Historically, pandemics have forced humans to break with the past and imagine their world anew. This [coronavirus] one is no different. It is a portal, a gateway between one world and the next. (Roy 2020)
This special issue of the Journal on Education in Emergencies (JEiE) is focused on education during pandemics. While the choice of topic for this issue was prompted by the devastating impact of the COVID-19 pandemic, history has been plagued by a long list of pandemics (see Table 1). Studies from around the world have shown the effects a health crisis can have on education. A recent example is the Ebola crisis in West Africa, which resulted in schools being closed for seven to nine months; the impact on school enrollment and dropout rates as the schools reopened was devasting. Recent evidence, including that provided in this special issue, suggests that COVID-19-related school closures have already left their mark.

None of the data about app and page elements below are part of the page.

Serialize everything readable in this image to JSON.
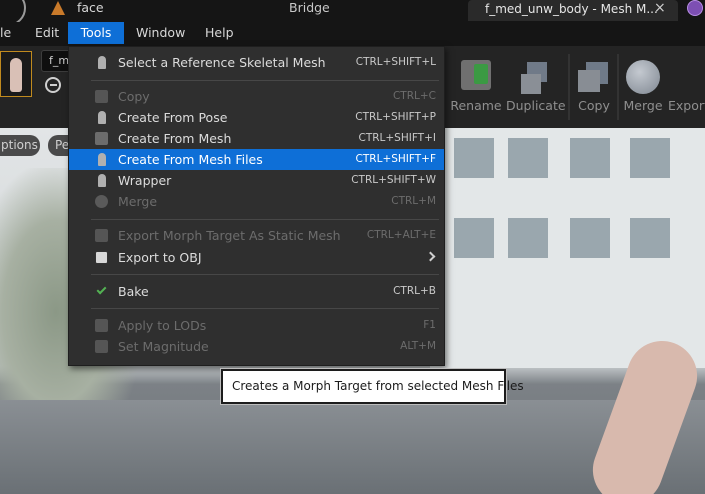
{
  "titlebar": {
    "project": "face",
    "bridge": "Bridge",
    "tab": "f_med_unw_body - Mesh M...",
    "close": "×"
  },
  "menubar": {
    "file": "le",
    "edit": "Edit",
    "tools": "Tools",
    "window": "Window",
    "help": "Help"
  },
  "toolbar": {
    "asset_combo": "f_m",
    "buttons": {
      "rename": "Rename",
      "duplicate": "Duplicate",
      "copy": "Copy",
      "merge": "Merge",
      "export": "Export"
    }
  },
  "viewport": {
    "options": "ptions",
    "perspective": "Pe"
  },
  "tools_menu": {
    "items": [
      {
        "label": "Select a Reference Skeletal Mesh",
        "shortcut": "CTRL+SHIFT+L",
        "enabled": true
      },
      {
        "label": "Copy",
        "shortcut": "CTRL+C",
        "enabled": false
      },
      {
        "label": "Create From Pose",
        "shortcut": "CTRL+SHIFT+P",
        "enabled": true
      },
      {
        "label": "Create From Mesh",
        "shortcut": "CTRL+SHIFT+I",
        "enabled": true
      },
      {
        "label": "Create From Mesh Files",
        "shortcut": "CTRL+SHIFT+F",
        "enabled": true,
        "highlighted": true
      },
      {
        "label": "Wrapper",
        "shortcut": "CTRL+SHIFT+W",
        "enabled": true
      },
      {
        "label": "Merge",
        "shortcut": "CTRL+M",
        "enabled": false
      },
      {
        "label": "Export Morph Target As Static Mesh",
        "shortcut": "CTRL+ALT+E",
        "enabled": false
      },
      {
        "label": "Export to OBJ",
        "shortcut": "",
        "enabled": true,
        "submenu": true
      },
      {
        "label": "Bake",
        "shortcut": "CTRL+B",
        "enabled": true
      },
      {
        "label": "Apply to LODs",
        "shortcut": "F1",
        "enabled": false
      },
      {
        "label": "Set Magnitude",
        "shortcut": "ALT+M",
        "enabled": false
      }
    ]
  },
  "tooltip": {
    "text": "Creates a Morph Target from selected Mesh Files"
  },
  "colors": {
    "accent": "#0e6fd7",
    "menu_bg": "#2f2f2f",
    "disabled_text": "#6c6c6c"
  }
}
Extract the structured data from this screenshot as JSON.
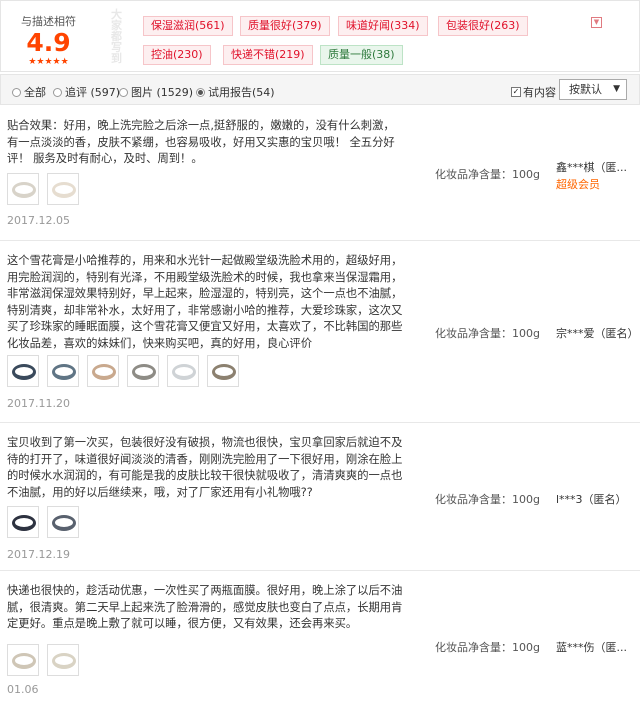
{
  "rating": {
    "label": "与描述相符",
    "score": "4.9",
    "stars": "★★★★★",
    "impression_title": "大家都写到"
  },
  "tags": {
    "positive": [
      "保湿滋润(561)",
      "质量很好(379)",
      "味道好闻(334)",
      "包装很好(263)",
      "控油(230)",
      "快递不错(219)"
    ],
    "negative": [
      "质量一般(38)"
    ],
    "toggle_icon": "chevron-down-icon"
  },
  "filter": {
    "options": [
      "全部",
      "追评 (597)",
      "图片 (1529)",
      "试用报告(54)"
    ],
    "selected_index": 3,
    "has_content_label": "有内容",
    "has_content_checked": true,
    "sort_label": "按默认"
  },
  "reviews": [
    {
      "text": "贴合效果：好用，晚上洗完脸之后涂一点,挺舒服的，嫩嫩的，没有什么刺激，有一点淡淡的香，皮肤不紧绷，也容易吸收，好用又实惠的宝贝哦！ 全五分好评！ 服务及时有耐心，及时、周到！。",
      "photos": 2,
      "date": "2017.12.05",
      "spec": "化妆品净含量：100g",
      "user": "鑫***棋（匿...",
      "badge": "超级会员"
    },
    {
      "text": "这个雪花膏是小哈推荐的，用来和水光针一起做殿堂级洗脸术用的，超级好用，用完脸润润的，特别有光泽，不用殿堂级洗脸术的时候，我也拿来当保湿霜用，非常滋润保湿效果特别好，早上起来，脸湿湿的，特别亮，这个一点也不油腻，特别清爽，却非常补水，太好用了，非常感谢小哈的推荐，大爱珍珠家，这次又买了珍珠家的睡眠面膜，这个雪花膏又便宜又好用，太喜欢了，不比韩国的那些化妆品差，喜欢的妹妹们，快来购买吧，真的好用，良心评价",
      "photos": 6,
      "date": "2017.11.20",
      "spec": "化妆品净含量：100g",
      "user": "宗***爱（匿名）",
      "badge": ""
    },
    {
      "text": "宝贝收到了第一次买，包装很好没有破损，物流也很快，宝贝拿回家后就迫不及待的打开了，味道很好闻淡淡的清香，刚刚洗完脸用了一下很好用，刚涂在脸上的时候水水润润的，有可能是我的皮肤比较干很快就吸收了，清清爽爽的一点也不油腻，用的好以后继续来，哦，对了厂家还用有小礼物哦??",
      "photos": 2,
      "date": "2017.12.19",
      "spec": "化妆品净含量：100g",
      "user": "l***3（匿名）",
      "badge": ""
    },
    {
      "text": "快递也很快的，趁活动优惠，一次性买了两瓶面膜。很好用，晚上涂了以后不油腻，很清爽。第二天早上起来洗了脸滑滑的，感觉皮肤也变白了点点，长期用肯定更好。重点是晚上敷了就可以睡，很方便，又有效果，还会再来买。",
      "photos": 2,
      "date": "01.06",
      "spec": "化妆品净含量：100g",
      "user": "蓝***伤（匿...",
      "badge": ""
    }
  ]
}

Not only have they exacerbated preexisting inequalities—for example, students from the poorest and most marginalized communities have had the least access to remote learning technology—but the isolation caused by the closures has resulted in psychological trauma that will likely take years if not decades to overcome. The importance of these effects is reflected in the fact that at least four other journals have published special issues on education during the COVID-19 pandemic.
Source: Inter-agency Network for Education in Emergencies